WASHINGTON DC - Political turmoil in Thailand, where protesters have overtaken government buildings and called for the premier there to step down, have sparked concerns in Cambodia that its diplomatic relations with its neighbor could again deteriorate.

Thai Prime Minister Yingluck Shinawatra and Cambodian Prime Minister Hun Sen enjoyed close ties after Yingluck was elected. But she is facing immense pressure from violent protests in Bangkok.

Protesters this week entered police headquarters and the Government House, after occupying other ministries, and at least three people were killed in violent clashes between factions and police last week. The demonstrations, by so-called “Yellow Shirt” opposition supporters, erupted after Yingluck approved an amnesty law that could help her brother, Thaksin Shinawatra, avoid corruption charges and return to Thailand.

“The governments of Yingluck and Thaksin are close to Hun Sen,” said Lao Mong Hay, an independent political analyst in Phnom Penh. “If the [Thai] opposition takes power, the relationship would be difficult for Hun Sen, who has directly criticized the opposition.”

Meanwhile, the Cambodian opposition is calling for its own anti-government demonstrations Dec. 10 and has called for Hun Sen to step down from a position it says has not been legitimized due to fraudulent elections in July.

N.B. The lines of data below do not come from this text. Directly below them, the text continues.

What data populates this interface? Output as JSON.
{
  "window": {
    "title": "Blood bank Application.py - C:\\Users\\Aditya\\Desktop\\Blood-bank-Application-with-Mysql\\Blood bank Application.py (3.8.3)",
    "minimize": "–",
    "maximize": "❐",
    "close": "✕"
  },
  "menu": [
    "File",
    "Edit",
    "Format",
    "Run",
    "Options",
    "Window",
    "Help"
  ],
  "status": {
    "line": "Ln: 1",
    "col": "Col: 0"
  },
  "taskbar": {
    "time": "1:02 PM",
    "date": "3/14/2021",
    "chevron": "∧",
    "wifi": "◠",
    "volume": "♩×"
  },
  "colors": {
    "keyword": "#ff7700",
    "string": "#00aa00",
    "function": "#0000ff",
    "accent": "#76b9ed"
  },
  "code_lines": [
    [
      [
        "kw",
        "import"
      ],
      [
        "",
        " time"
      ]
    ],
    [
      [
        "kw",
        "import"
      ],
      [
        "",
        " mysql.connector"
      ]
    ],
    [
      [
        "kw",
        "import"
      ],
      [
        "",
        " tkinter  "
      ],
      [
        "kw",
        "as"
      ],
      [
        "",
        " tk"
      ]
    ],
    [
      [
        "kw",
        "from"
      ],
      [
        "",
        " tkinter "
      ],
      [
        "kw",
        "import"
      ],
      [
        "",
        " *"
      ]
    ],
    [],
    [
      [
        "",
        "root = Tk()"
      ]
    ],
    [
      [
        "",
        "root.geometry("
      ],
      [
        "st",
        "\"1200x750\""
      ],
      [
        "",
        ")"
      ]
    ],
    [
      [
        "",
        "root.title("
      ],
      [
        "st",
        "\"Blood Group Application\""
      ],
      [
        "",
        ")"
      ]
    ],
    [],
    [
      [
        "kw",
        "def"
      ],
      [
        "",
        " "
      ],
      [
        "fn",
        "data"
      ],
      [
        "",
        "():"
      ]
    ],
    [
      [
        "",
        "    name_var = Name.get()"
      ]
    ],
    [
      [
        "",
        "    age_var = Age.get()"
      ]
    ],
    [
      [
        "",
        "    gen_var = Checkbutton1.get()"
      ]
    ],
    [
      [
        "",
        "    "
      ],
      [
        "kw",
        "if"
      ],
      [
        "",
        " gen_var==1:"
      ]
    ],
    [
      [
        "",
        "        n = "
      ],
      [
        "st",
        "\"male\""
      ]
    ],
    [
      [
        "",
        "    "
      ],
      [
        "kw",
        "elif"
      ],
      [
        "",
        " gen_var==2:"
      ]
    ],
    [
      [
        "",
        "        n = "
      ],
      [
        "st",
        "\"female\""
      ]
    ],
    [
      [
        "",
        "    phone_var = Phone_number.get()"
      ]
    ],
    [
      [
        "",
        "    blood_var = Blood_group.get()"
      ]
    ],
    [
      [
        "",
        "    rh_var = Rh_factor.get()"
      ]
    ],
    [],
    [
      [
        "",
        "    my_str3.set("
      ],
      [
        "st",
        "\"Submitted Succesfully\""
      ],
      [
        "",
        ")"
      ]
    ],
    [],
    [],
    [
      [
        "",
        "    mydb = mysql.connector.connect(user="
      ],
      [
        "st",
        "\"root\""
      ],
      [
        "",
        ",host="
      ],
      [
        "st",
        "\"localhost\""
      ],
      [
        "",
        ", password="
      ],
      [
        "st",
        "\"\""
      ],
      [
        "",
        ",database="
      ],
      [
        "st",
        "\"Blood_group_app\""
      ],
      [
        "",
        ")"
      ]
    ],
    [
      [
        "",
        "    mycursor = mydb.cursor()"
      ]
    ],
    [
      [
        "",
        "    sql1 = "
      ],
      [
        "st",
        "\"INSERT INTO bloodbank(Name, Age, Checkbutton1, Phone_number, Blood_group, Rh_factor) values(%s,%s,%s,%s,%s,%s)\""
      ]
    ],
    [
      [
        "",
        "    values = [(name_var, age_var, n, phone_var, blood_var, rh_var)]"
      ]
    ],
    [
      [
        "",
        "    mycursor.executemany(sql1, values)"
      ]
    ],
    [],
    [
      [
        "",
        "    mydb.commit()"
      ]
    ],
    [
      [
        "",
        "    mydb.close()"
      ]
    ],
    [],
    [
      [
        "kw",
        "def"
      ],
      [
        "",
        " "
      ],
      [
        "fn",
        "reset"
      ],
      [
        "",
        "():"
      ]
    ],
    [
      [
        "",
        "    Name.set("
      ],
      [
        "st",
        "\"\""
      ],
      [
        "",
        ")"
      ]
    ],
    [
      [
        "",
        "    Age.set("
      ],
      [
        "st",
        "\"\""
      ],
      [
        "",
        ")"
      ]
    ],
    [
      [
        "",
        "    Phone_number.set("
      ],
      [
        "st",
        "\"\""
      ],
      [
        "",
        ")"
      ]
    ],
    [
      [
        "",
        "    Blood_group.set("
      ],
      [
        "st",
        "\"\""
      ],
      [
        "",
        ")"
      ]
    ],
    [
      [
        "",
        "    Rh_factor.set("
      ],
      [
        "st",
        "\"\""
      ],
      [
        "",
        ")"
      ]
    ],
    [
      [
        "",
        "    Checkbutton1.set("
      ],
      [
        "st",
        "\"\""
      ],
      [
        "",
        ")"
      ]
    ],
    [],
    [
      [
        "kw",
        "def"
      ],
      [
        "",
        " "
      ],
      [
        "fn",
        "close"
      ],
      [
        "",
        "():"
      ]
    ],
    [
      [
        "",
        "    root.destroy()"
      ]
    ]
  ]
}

“The deeds of the Thai protesters can be communicable to other countries,” Lao Mong Hay said. “Cambodia, which has a political stalemate, apparently would have organized such demonstrations.”

Peter Tan, founder of the Boston-based Global Strategy Asia, told VOA Khmer that he would not speculate on whether the Cambodian and Thai opposition are coordinating their efforts. “But I have seen similarities,” he said.

Both opposition movements have called for their respective premiers to step down, he said.

Supporters of Yingluck’s government and that of the ruling Cambodian People’s Party “have had a long-standing relationship, a very strong relationship,” he said. “So if the opposition, the Yellow Shirts, were to overthrow Prime Minister Yingluck Shinawatra, my prediction is that the Yellow Shirts and the CPP government would probably not have the strongest, firm relationship.”

Tension between the Yellow Shirt opposition and Cambodia’s ruling government was most evident in a border dispute over land near Preah Vihear temple, a nationalistic flashpoint for both sides that began in 2008 and turned into a protracted military standoff.

Cambodia’s opposition leader, Sam Rainsy, who himself has called for Hun Sen to step down, had reportedly close ties to the former Yellow Shirt government of then-premier Abhisit Vejjajiva.

However, Sok Touch, dean of Khemarak University in Phnom Penh, told VOA Khmer that any Thai government is likely to keep ties with Cambodia, which is a major market for Thai goods.

“If Thailand does not try to have a good relationship with Cambodia, this market will be grabbed by Vietnam and China,” he said.

Cambodian Information Minister Khieu Kanharith told reporters Tuesday that the Cambodian government is closely watching the events in Thailand, and he warned local media not to create further trouble within Thai politics in their reports.